It isn't supposed to be comprehensive, but it does indicate the relative capacity, aggressiveness and tendencies of different groups. As one would anticipate, the Islamic State in Iraq, which is generally referred to as 'Al Qaeda' (although in fact only one group within this collection claims to be connected to 'Al Qaeda', and there isn't much evidence of any material links to Zawahiri and bin Laden), claims responsibility for a minority of attacks. It is among those Islamist groups that targets Shi'ites (under the rubric of attacking their militias), but the preponderance of its attacks were directed against the US military and its Iraqi auxiliaries in that month. And, at any rate, on its own account it did a great deal more talking than fighting. Far more significant Sunni forces are groups like the Mujahidin Army, which claimed 132 anti-US attacks that month, and 4 on their Iraq compadres. And the sectarian salafist group, Ansar al Sunna, is more significant still - but it doesn't have the brand recognition. The mystery about the 1920 Revolution Brigades, an Iraqi nationalist guerilla movement, is that they are known to be highly active, yet rarely issue statements or claim credit for attacks. The only statement they issued recently was to deny claims made in the Washington Post that they were working for the United States military.
It goes without saying that the stenographers of power, especially the embedded reporters and the big wire services, accept the language of the occupiers and thus end up producing utterly incoherent reports. Take this, for example. In it we are treated to the phrase "anti-Iraqi forces", and the assertion that these are 'al Qaeda', and that they are trying to gain control of Anbar. It's one of a wave of similar stories indicating a 'turn' on the part of Sunni Iraqis, who have had enough the tactics of that organisation and are thus turning toward the US:
Anbar was once the heart of the Sunni Arab insurgency and the most dangerous region for American soldiers in Iraq.
But local Sunni Arab tribes began to turn against Sunni Islamist al Qaeda last year, angered by the militant group's indiscriminate killing of civilians and harsh interpretation of Islam in the areas it held sway.
Many al Qaeda militants have since been driven out of Anbar and into provinces north of Baghdad.

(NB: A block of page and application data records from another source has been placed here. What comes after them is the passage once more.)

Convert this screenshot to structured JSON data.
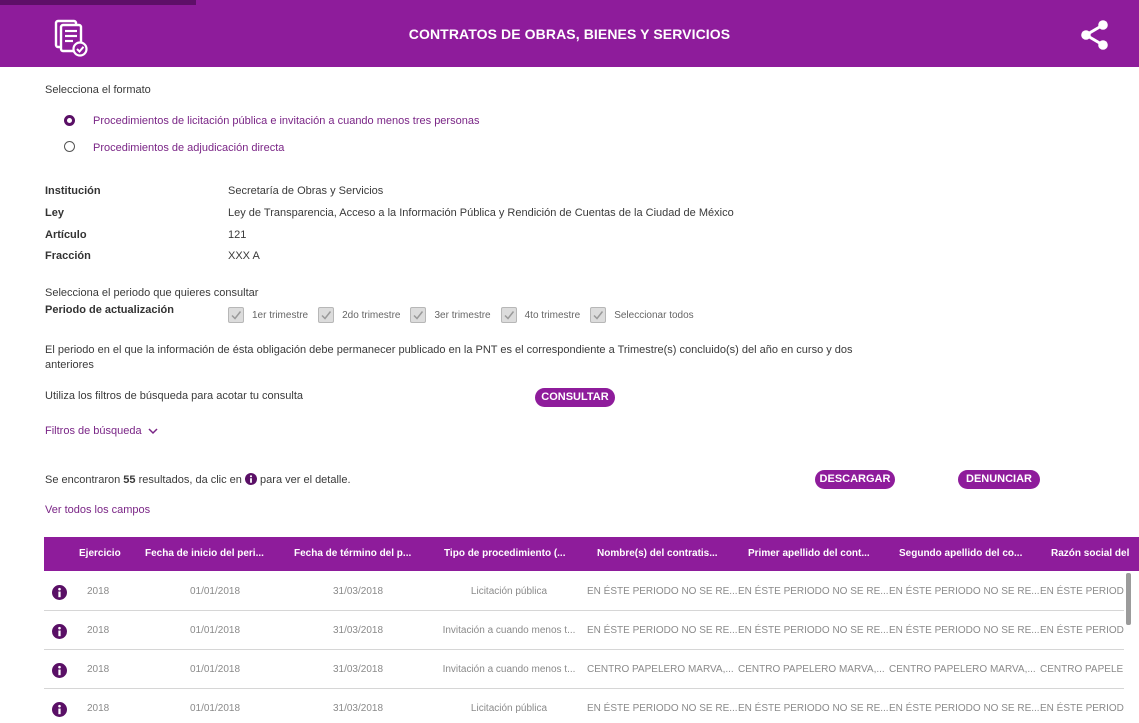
{
  "header": {
    "title": "CONTRATOS DE OBRAS, BIENES Y SERVICIOS",
    "doc_icon": "document-check-icon",
    "share_icon": "share-icon"
  },
  "format": {
    "label": "Selecciona el formato",
    "options": [
      {
        "label": "Procedimientos de licitación pública e invitación a cuando menos tres personas",
        "selected": true
      },
      {
        "label": "Procedimientos de adjudicación directa",
        "selected": false
      }
    ]
  },
  "info": {
    "institucion_label": "Institución",
    "institucion_value": "Secretaría de Obras y Servicios",
    "ley_label": "Ley",
    "ley_value": "Ley de Transparencia, Acceso a la Información Pública y Rendición de Cuentas de la Ciudad de México",
    "articulo_label": "Artículo",
    "articulo_value": "121",
    "fraccion_label": "Fracción",
    "fraccion_value": "XXX A"
  },
  "periodo": {
    "prompt": "Selecciona el periodo que quieres consultar",
    "label": "Periodo de actualización",
    "options": [
      "1er trimestre",
      "2do trimestre",
      "3er trimestre",
      "4to trimestre",
      "Seleccionar todos"
    ],
    "note_line1": "El periodo en el que la información de ésta obligación debe permanecer publicado en la PNT es el correspondiente a Trimestre(s) concluido(s) del año en curso y dos",
    "note_line2": "anteriores"
  },
  "filters": {
    "hint": "Utiliza los filtros de búsqueda para acotar tu consulta",
    "consultar_label": "CONSULTAR",
    "toggle_label": "Filtros de búsqueda"
  },
  "results": {
    "prefix": "Se encontraron ",
    "count": "55",
    "suffix_before_icon": " resultados, da clic en ",
    "suffix_after_icon": " para ver el detalle.",
    "descargar_label": "DESCARGAR",
    "denunciar_label": "DENUNCIAR",
    "ver_campos_label": "Ver todos los campos"
  },
  "table": {
    "columns": [
      "Ejercicio",
      "Fecha de inicio del peri...",
      "Fecha de término del p...",
      "Tipo de procedimiento (...",
      "Nombre(s) del contratis...",
      "Primer apellido del cont...",
      "Segundo apellido del co...",
      "Razón social del"
    ],
    "rows": [
      [
        "2018",
        "01/01/2018",
        "31/03/2018",
        "Licitación pública",
        "EN ÉSTE PERIODO NO SE RE...",
        "EN ÉSTE PERIODO NO SE RE...",
        "EN ÉSTE PERIODO NO SE RE...",
        "EN ÉSTE PERIODO"
      ],
      [
        "2018",
        "01/01/2018",
        "31/03/2018",
        "Invitación a cuando menos t...",
        "EN ÉSTE PERIODO NO SE RE...",
        "EN ÉSTE PERIODO NO SE RE...",
        "EN ÉSTE PERIODO NO SE RE...",
        "EN ÉSTE PERIODO"
      ],
      [
        "2018",
        "01/01/2018",
        "31/03/2018",
        "Invitación a cuando menos t...",
        "CENTRO PAPELERO MARVA,...",
        "CENTRO PAPELERO MARVA,...",
        "CENTRO PAPELERO MARVA,...",
        "CENTRO PAPELEI"
      ],
      [
        "2018",
        "01/01/2018",
        "31/03/2018",
        "Licitación pública",
        "EN ÉSTE PERIODO NO SE RE...",
        "EN ÉSTE PERIODO NO SE RE...",
        "EN ÉSTE PERIODO NO SE RE...",
        "EN ÉSTE PERIODO"
      ]
    ]
  },
  "colors": {
    "brand": "#8e1c9b",
    "brand_dark": "#5e0f68",
    "link": "#7a2586"
  }
}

A reporter would have to forget, or set aside, everything he or she knew about this situation in order to produce a report like that. Not only is it reasonably well known that the 'tribal strategy' of the US is collapsing around its ears, but only in the masturbatory fantasies of General David Petraeus could it be entertained that Anbar is no longer the heart of the Sunni insurgency, and no longer a dangerous place for American soldiers to be. And aside from the above illustration, there is the small matter of the main Sunni bloc that decided to participate in the government withdrawing, with one politician pledging to become part of the resistance. In other words, while support for the resistance among Sunnis remains solid in every poll, and while the US hasn't even taken most of Baghdad yet, or Baqubah, much less the whole of Anbar or Diyala, the political establishment is fracturing. The Sadrists have withdrawn participation from the parliament, taking six ministers from the cabinet and at least 29 representatives from the Council of Representatives. They, alongside the Iraqi Accord Front, reduce the number of representatives in the institution from 275 to 190. The SIIC, Dawa and their Kurdish allies are thus trying to form a new pro-US government without these groups. The fabric of the occupation regime is gradually coming to pieces, and its opponents include much bigger fish than the risible 'Islamic State of Iraq'.